The Secret Life of Bees by Sue Monk Kidd
Assignment: # 9 of ten narratives
Publishing info.: New York: Penguin. c2002. 302 p.
Grades: 7 and up
Set in South Carolina in 1964 during the turbulent Civil Rights era, The Secret Life of Bees is the coming-of-age story of fourteen year-old girl Lily Owens. Lily lives with her emotionally detached and harsh father, T-Ray, while Rosaleen, a proud and outspoken black woman, serves as her stand-in mother. Despite Rosaleen's efforts, Lily longs for her long deceased mother, Deborah, who died when Lily was four during a domestic dispute. Unfortunately, Lily's father tells her she is the cause for her mother's death. When Rosaleen is attacked by three racists, she is subsequently arrested. Lily rescues Rosaleen from jail and they escape their small South Carolina town and seek sanctuary elsewhere. Lily has a picture of a black Madonna with the words Tiburon, South Carolina on the back that she found in her mother's things. This becomes the guide that leads her to the Boatwright sisters, three black beekeepers who give her a home, a better understanding of herself, and their love. Lily learns that the sisters pray to a black Madonna, whom they call "Our Lady of Chains". During this time with the three sisters, Lily doesn't find the mother she lost, but she does come to terms with her mother's death. Lily also learns to forgive her father and to accept his inability to love. This book should appeal to adults as well as younger women.
Booktalking Ideas: 1. One of the Boatwright sisters May built a wailing wall to help her come to terms with the pain she felt. Do we also need "rituals," like wailing walls, to help us deal with our grief and suffering? 2. What prompted Rosaleen to spit on the three men's shoes? What does it take for a person to stand up to others?
Nailed by Patrick Jones
Assignment: #10 of ten narratives
Publishing info.: New York: Walker Books: c2006. 216 p.
Genre: Coming-of-Age, Contemporary realistic fiction
Grades: 9 through 12
According to sixteen-year-old Bret Hendricks father, “The nail that sticks out the farthest gets hammered the hardest.” Thus is the metaphor and title significance. Bret, an aspiring actor, musician, poet, songwriter and somewhat of a misfit, sticks out the farthest in the local high school that pays homage to the world of jocks because he refuses to conform to their perception of what is normal. What results is endless harassment and examples of intolerance that escalates into Bret’s need to strike back, a subsequent suspension and a potential lawsuit. The constant abuse Bret endures at school is almost shocking and makes for interesting discussion. The novel includes Bret’s foray into a romantic relationship and the bitter lesson when he is betrayed by not only his girlfriend, but by also a good friend. The novel has more dimensions to it when we learn the reason behind Bret's family dynamics. The tension between Bret and his father is realistic.

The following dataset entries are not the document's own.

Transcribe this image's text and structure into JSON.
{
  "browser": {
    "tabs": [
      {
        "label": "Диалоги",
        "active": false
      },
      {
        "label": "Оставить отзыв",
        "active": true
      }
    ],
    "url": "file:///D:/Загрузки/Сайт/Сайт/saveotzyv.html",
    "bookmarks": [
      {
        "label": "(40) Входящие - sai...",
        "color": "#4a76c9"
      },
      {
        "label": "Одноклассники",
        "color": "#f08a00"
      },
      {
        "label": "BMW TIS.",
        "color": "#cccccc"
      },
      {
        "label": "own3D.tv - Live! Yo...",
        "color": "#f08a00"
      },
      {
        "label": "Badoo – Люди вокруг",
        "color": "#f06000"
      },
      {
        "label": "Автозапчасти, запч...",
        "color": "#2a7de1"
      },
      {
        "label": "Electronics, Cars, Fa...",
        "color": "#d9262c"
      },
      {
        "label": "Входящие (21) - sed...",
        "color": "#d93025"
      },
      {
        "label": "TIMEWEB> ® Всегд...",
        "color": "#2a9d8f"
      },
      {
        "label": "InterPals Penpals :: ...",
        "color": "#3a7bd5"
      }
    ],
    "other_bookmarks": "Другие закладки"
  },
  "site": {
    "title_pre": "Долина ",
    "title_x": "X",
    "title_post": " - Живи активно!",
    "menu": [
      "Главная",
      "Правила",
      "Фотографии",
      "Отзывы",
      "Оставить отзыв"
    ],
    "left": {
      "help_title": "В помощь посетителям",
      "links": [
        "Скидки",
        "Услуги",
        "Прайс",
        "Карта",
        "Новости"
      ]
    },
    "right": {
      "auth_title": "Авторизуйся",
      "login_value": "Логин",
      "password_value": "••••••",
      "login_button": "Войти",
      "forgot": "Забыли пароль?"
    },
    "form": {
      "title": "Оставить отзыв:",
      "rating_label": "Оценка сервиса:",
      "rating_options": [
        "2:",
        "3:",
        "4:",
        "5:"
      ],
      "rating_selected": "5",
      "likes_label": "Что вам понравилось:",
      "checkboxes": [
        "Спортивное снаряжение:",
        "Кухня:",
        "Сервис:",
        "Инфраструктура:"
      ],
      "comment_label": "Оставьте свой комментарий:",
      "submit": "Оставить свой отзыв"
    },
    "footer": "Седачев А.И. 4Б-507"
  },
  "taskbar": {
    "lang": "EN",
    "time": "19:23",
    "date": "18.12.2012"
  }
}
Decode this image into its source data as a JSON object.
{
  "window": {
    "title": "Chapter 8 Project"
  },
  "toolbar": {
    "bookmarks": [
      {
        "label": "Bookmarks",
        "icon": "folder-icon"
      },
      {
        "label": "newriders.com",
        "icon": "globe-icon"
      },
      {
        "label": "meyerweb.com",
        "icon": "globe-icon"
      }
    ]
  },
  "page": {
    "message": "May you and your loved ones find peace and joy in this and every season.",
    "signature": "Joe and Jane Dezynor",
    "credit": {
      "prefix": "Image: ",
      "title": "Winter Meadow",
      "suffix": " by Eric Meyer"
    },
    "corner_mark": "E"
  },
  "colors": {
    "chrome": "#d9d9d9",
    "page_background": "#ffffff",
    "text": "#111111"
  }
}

This is a good book about nonconformity, bullying, free speech and learning to accept one's individuality. Students should be able to identify with the issues addressed. Teachers will consider the role they play in students' lives after reading this novel.
Booktalking Ideas: 1. Before reading the book, what do you think is meant by "The nail that sticks out the farthest gets hammered the hardest?” 2. After reading the novel, does the quote mean anything different to you? 3. Is Nailed an appropriate title for the novel? 4. Do you think Bret brought on some of the problems he faced? Should he have fought back?